Scientists have made a significant breakthrough in understanding the cancer-promoting action of Aristolochic Acid (AA).
A natural product of Aristolochia plants traditionally used in some Asian herbal remedies for weight loss and slimming.
Using advanced DNA sequencing technologies, the team from the National Cancer Centre Singapore, Duke-NUS Graduate Medical School Singapore, and Taiwan's Chang Gung Memorial Hospital, LinKou, led by Professors Teh Bin Tean, See-Tong Pang, Patrick Tan and Steve Rozen discovered that AA is the most potent carcinogen identified to date, causing more DNA mutations than cigarette smoke or ultraviolent light.
The team also discovered that besides its previously known contribution to kidney failure and a form of kidney cancer, AA may also contribute to liver cancer.
The team identified a "genetic fingerprint" of AA exposure that may pave the way to new approaches to detect AA presence in humans and the environment.
AA is a natural compound found in Aristolochia plants commonly used in traditional herbal preparations for various health problems such as weight-loss, menstrual symptoms and rheumatism.
It was officially banned in Europe and North America since 2001 and in Asia since 2003.
However, its long-term impact is still being felt as patients with associated kidney failure and cancer are still being diagnosed, especially in Taiwan.
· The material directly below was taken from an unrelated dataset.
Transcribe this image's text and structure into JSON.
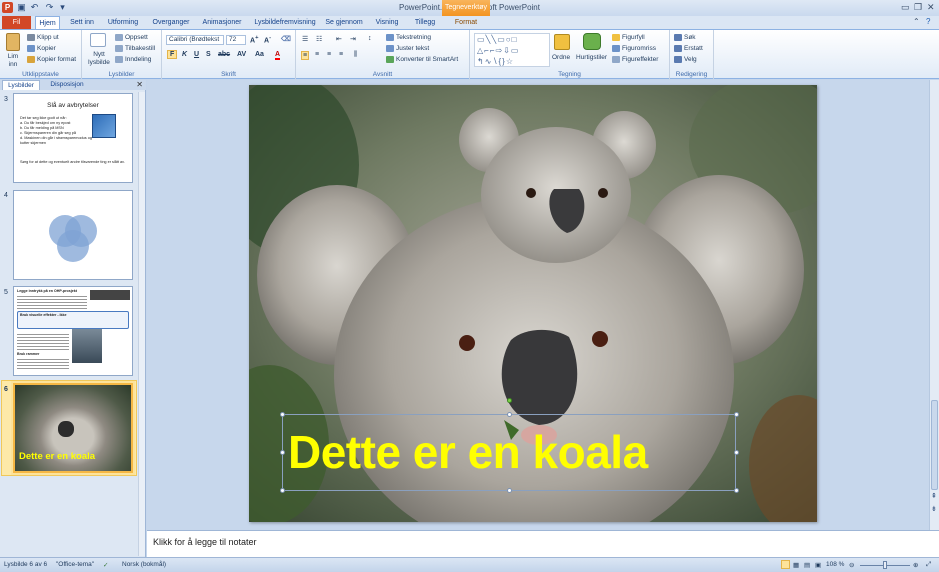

In addition, certain AA-containing products are still permitted under supervision and products containing AA are still easily available worldwide, including over the internet.
The potent cancer-promoting activity of AA strongly warrants efforts to restrict the use of AA containing products, including health supplements.
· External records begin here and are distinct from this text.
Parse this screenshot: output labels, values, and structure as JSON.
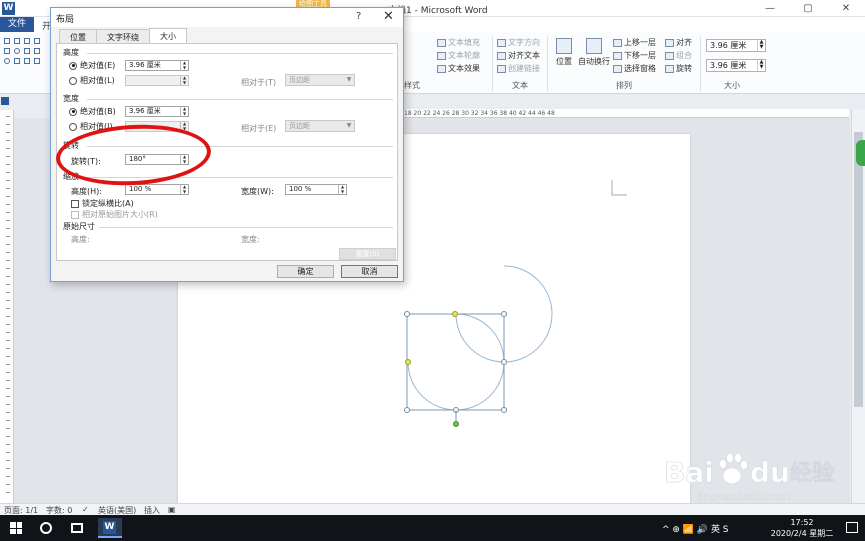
{
  "window": {
    "title": "文档1 - Microsoft Word",
    "app_icon": "W",
    "context_tab": "绘图工具",
    "controls": [
      "—",
      "▢",
      "✕"
    ]
  },
  "ribbon": {
    "file_tab": "文件",
    "tab_stub": "开",
    "items": {
      "text_fill": "文本填充",
      "text_outline": "文本轮廓",
      "text_effect": "文本效果",
      "text_direction": "文字方向",
      "align_text": "对齐文本",
      "create_link": "创建链接",
      "position": "位置",
      "wrap_text": "自动换行",
      "bring_forward": "上移一层",
      "send_backward": "下移一层",
      "selection_pane": "选择窗格",
      "align": "对齐",
      "group": "组合",
      "rotate": "旋转"
    },
    "groups": {
      "wordart": "样式",
      "text": "文本",
      "arrange": "排列",
      "size": "大小"
    },
    "size": {
      "height": "3.96 厘米",
      "width": "3.96 厘米"
    }
  },
  "ruler_text": "18  20  22  24  26  28  30  32  34  36  38  40  42  44  46  48",
  "dialog": {
    "title": "布局",
    "help": "?",
    "close": "✕",
    "tabs": [
      "位置",
      "文字环绕",
      "大小"
    ],
    "height_section": "高度",
    "absolute_label": "绝对值(E)",
    "relative_label": "相对值(L)",
    "height_abs_value": "3.96 厘米",
    "relative_to_label": "相对于(T)",
    "relative_to_value": "页边距",
    "width_section": "宽度",
    "width_abs_label": "绝对值(B)",
    "width_rel_label": "相对值(I)",
    "width_abs_value": "3.96 厘米",
    "width_relative_to_label": "相对于(E)",
    "width_relative_to_value": "页边距",
    "rotate_section": "旋转",
    "rotate_label": "旋转(T):",
    "rotate_value": "180°",
    "scale_section": "缩放",
    "scale_height_label": "高度(H):",
    "scale_height_value": "100 %",
    "scale_width_label": "宽度(W):",
    "scale_width_value": "100 %",
    "lock_aspect_label": "锁定纵横比(A)",
    "relative_original_label": "相对原始图片大小(R)",
    "original_size_section": "原始尺寸",
    "orig_height_label": "高度:",
    "orig_width_label": "宽度:",
    "reset_button": "重置(S)",
    "ok_button": "确定",
    "cancel_button": "取消"
  },
  "statusbar": {
    "page": "页面: 1/1",
    "words": "字数: 0",
    "language": "英语(美国)",
    "mode": "插入"
  },
  "taskbar": {
    "tray": "^  ⊕  📶  🔊  英  S",
    "ime": "英",
    "time": "17:52",
    "date": "2020/2/4 星期二"
  },
  "watermark": {
    "brand": "Bai",
    "brand2": "du",
    "brand_cn": "经验",
    "url": "jingyan.baidu.com"
  }
}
"We would like to call for greater public awareness on the adverse health effects of AA. It is therefore important to know the contents of herbal products before one consumes them," Prof Pang said.
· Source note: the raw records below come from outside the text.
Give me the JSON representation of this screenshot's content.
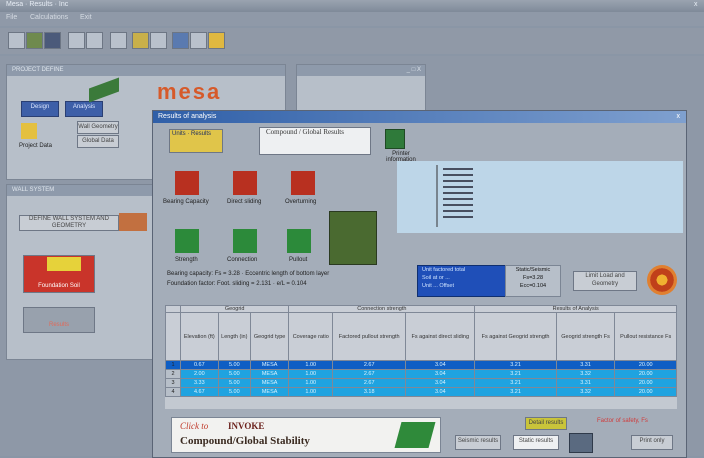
{
  "app": {
    "title": "Mesa · Results · Inc",
    "close": "x"
  },
  "menu": [
    "File",
    "Calculations",
    "Exit"
  ],
  "project_panel": {
    "title": "PROJECT DEFINE",
    "design": "Design",
    "analysis": "Analysis",
    "project_data": "Project Data",
    "wall_geometry": "Wall Geometry",
    "global_data": "Global Data",
    "logo": "mesa"
  },
  "small_window": {
    "title": "",
    "min": "_",
    "max": "□",
    "close": "X"
  },
  "wall_panel": {
    "title": "WALL SYSTEM",
    "wall_text": "DEFINE WALL SYSTEM AND GEOMETRY",
    "foundation_label": "Foundation Soil",
    "results_label": "Results"
  },
  "dialog": {
    "title": "Results of analysis",
    "close": "x",
    "tab_label": "Units · Results",
    "compound_label": "Compound / Global Results",
    "printer_label": "Printer information",
    "icons": [
      {
        "label": "Bearing Capacity"
      },
      {
        "label": "Direct sliding"
      },
      {
        "label": "Overturning"
      },
      {
        "label": "Pullout"
      },
      {
        "label": "Connection"
      },
      {
        "label": "Strength"
      }
    ],
    "bearing_text": "Bearing capacity: Fs = 3.28  ·  Eccentric length of bottom layer",
    "foundation_text": "Foundation factor: Foot. sliding = 2.131  ·  e/L = 0.104",
    "design_box": {
      "line1": "Unit factored total",
      "line2": "Soil at or ...",
      "line3": "Unit ... Offset"
    },
    "static": {
      "line1": "Static/Seismic",
      "line2": "Fs=3.28",
      "line3": "Ecc=0.104"
    },
    "limit_btn": "Limit Load and Geometry",
    "table": {
      "group_headers": [
        "Geogrid",
        "Connection strength",
        "Results of Analysis"
      ],
      "columns": [
        "Elevation (ft)",
        "Length (in)",
        "Geogrid type",
        "Coverage ratio",
        "Factored pullout strength",
        "Fs against direct sliding",
        "Fs against Geogrid strength",
        "Geogrid strength Fs",
        "Pullout resistance Fs"
      ],
      "rows": [
        {
          "n": "1",
          "cells": [
            "0.67",
            "5.00",
            "MESA",
            "1.00",
            "2.67",
            "3.04",
            "3.21",
            "3.31",
            "20.00"
          ]
        },
        {
          "n": "2",
          "cells": [
            "2.00",
            "5.00",
            "MESA",
            "1.00",
            "2.67",
            "3.04",
            "3.21",
            "3.32",
            "20.00"
          ]
        },
        {
          "n": "3",
          "cells": [
            "3.33",
            "5.00",
            "MESA",
            "1.00",
            "2.67",
            "3.04",
            "3.21",
            "3.31",
            "20.00"
          ]
        },
        {
          "n": "4",
          "cells": [
            "4.67",
            "5.00",
            "MESA",
            "1.00",
            "3.18",
            "3.04",
            "3.21",
            "3.32",
            "20.00"
          ]
        }
      ]
    },
    "banner": {
      "click_text": "Click to",
      "invoke": "INVOKE",
      "subtitle": "Compound/Global Stability"
    },
    "bottom": {
      "detail_results": "Detail results",
      "seismic_results": "Seismic results",
      "static_results": "Static results",
      "print": "Print only",
      "safety_label": "Factor of safety, Fs"
    }
  }
}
The findings are published online in Science Translational Medicine.